= Problem requirements =
Determine how many lines in the entries below contain the word "UpperArm". The reply is that number alone.

= Material provided =
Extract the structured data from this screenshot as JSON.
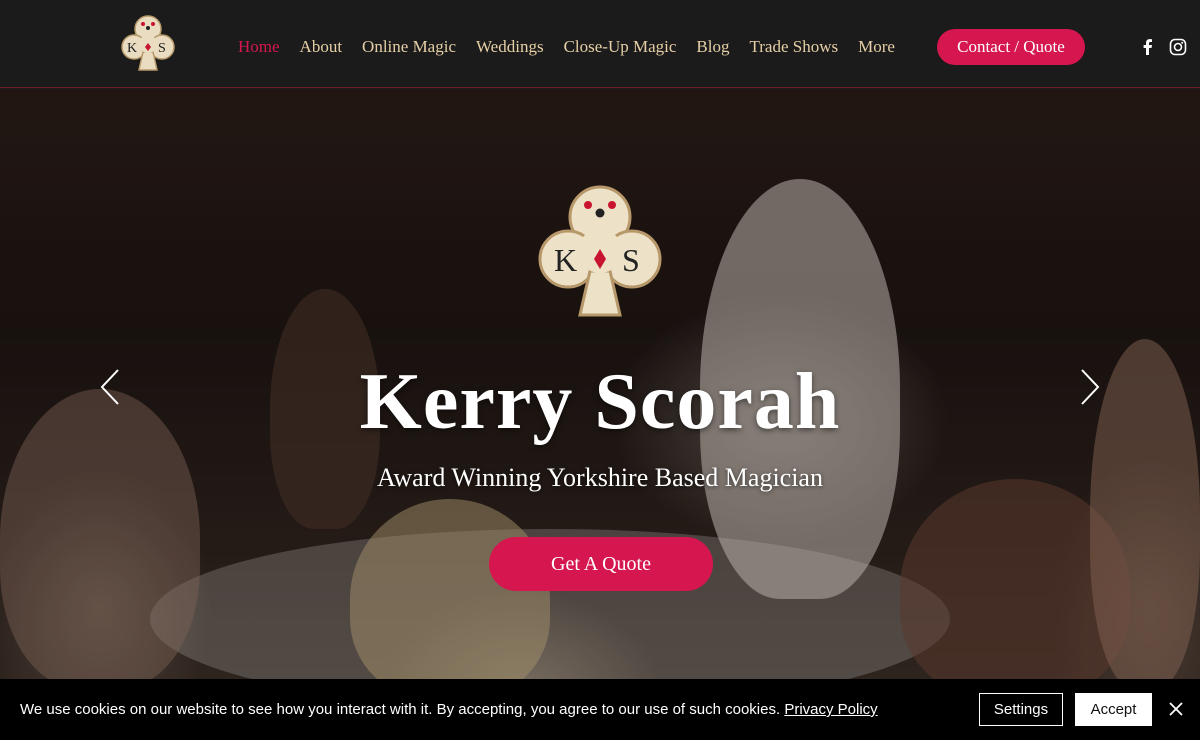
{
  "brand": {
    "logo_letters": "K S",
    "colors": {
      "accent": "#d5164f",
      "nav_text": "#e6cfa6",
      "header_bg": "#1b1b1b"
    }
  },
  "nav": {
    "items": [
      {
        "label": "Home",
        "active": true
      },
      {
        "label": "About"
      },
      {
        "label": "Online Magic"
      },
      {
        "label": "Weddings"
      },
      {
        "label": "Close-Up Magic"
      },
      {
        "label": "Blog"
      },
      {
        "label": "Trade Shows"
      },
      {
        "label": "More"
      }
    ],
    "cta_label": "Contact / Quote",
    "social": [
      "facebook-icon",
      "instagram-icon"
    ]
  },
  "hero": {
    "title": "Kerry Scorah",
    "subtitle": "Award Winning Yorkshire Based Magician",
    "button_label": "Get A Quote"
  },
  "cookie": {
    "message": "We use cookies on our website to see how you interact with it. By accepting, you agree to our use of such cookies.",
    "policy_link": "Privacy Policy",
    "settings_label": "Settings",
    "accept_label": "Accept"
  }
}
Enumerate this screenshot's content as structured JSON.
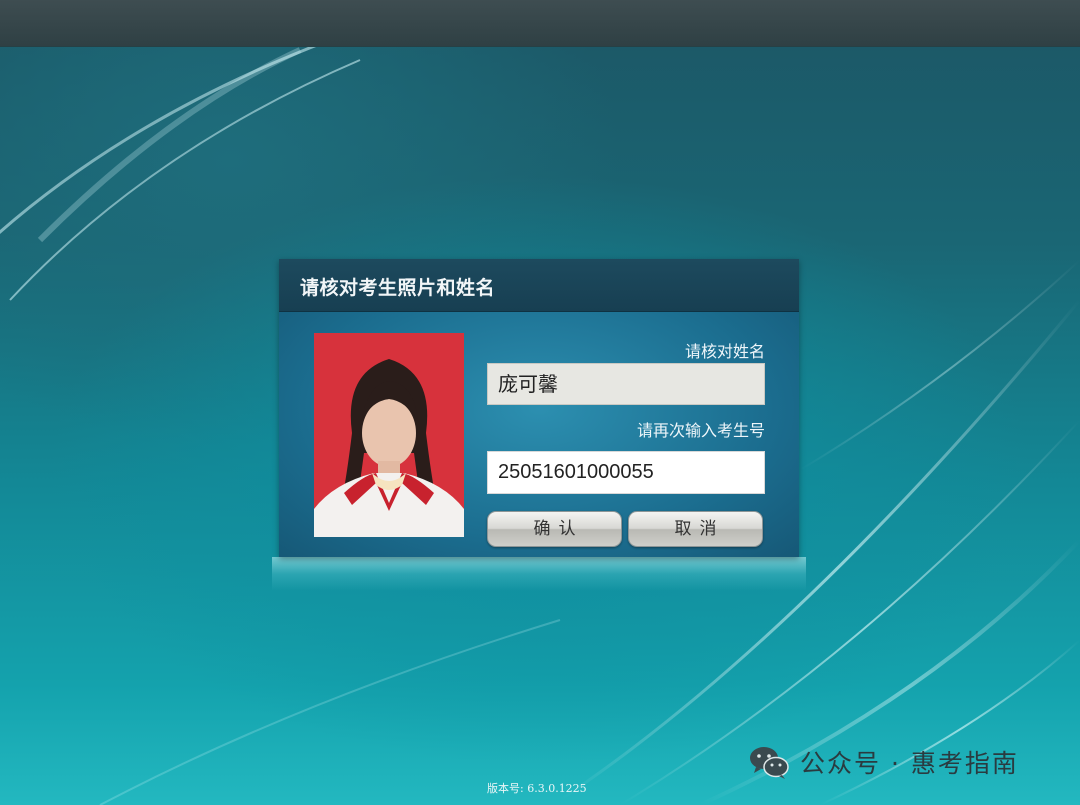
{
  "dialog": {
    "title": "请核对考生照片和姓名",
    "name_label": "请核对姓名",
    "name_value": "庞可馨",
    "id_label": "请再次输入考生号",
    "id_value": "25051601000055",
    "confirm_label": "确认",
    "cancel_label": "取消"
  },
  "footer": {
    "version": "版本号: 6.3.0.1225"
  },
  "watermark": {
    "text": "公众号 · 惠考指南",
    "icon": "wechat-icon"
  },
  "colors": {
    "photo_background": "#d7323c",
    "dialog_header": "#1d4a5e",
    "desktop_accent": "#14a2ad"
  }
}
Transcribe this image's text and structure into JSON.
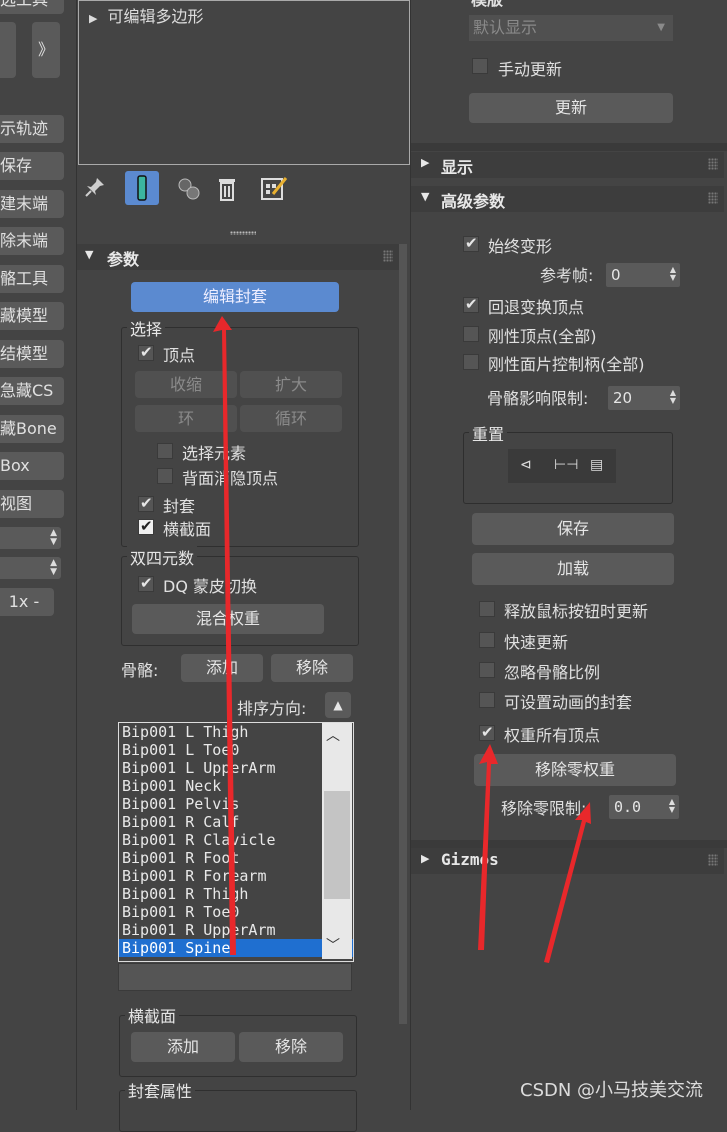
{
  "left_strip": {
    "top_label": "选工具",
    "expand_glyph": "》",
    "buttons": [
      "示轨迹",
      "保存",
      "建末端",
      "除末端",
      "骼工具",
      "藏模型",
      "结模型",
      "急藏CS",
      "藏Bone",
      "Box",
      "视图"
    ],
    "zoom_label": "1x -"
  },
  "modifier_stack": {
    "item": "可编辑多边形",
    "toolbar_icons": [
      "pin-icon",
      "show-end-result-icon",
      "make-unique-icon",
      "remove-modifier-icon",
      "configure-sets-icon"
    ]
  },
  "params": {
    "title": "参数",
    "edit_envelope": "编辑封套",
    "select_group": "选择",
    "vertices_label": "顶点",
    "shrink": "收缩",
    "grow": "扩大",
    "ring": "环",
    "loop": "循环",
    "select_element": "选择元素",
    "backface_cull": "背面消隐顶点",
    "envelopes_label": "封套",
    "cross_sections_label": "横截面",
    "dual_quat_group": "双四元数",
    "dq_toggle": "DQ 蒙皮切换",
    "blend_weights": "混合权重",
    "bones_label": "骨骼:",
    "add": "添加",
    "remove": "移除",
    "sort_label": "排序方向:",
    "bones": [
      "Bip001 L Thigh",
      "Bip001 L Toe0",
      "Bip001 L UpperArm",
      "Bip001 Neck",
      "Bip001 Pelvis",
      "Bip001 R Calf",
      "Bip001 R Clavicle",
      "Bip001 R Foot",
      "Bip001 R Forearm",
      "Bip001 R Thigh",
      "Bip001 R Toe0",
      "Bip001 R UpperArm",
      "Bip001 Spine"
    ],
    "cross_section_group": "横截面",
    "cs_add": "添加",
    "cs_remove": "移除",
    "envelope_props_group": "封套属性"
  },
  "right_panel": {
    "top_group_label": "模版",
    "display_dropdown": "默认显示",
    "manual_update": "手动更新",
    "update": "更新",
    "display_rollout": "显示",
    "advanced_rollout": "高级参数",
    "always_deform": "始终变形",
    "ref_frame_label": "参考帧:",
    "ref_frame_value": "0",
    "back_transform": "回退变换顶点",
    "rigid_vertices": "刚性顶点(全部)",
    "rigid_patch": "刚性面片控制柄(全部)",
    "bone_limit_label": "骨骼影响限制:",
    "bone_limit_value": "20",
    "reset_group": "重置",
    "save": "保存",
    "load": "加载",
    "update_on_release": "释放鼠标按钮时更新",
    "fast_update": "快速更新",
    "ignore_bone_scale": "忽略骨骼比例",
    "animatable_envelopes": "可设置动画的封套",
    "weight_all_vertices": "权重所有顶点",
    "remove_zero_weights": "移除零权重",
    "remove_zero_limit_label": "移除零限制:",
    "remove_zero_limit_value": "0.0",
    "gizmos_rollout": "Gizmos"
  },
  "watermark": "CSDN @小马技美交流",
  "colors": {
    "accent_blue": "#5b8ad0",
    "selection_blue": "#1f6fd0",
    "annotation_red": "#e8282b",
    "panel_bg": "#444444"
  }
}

= Solution for this task =
2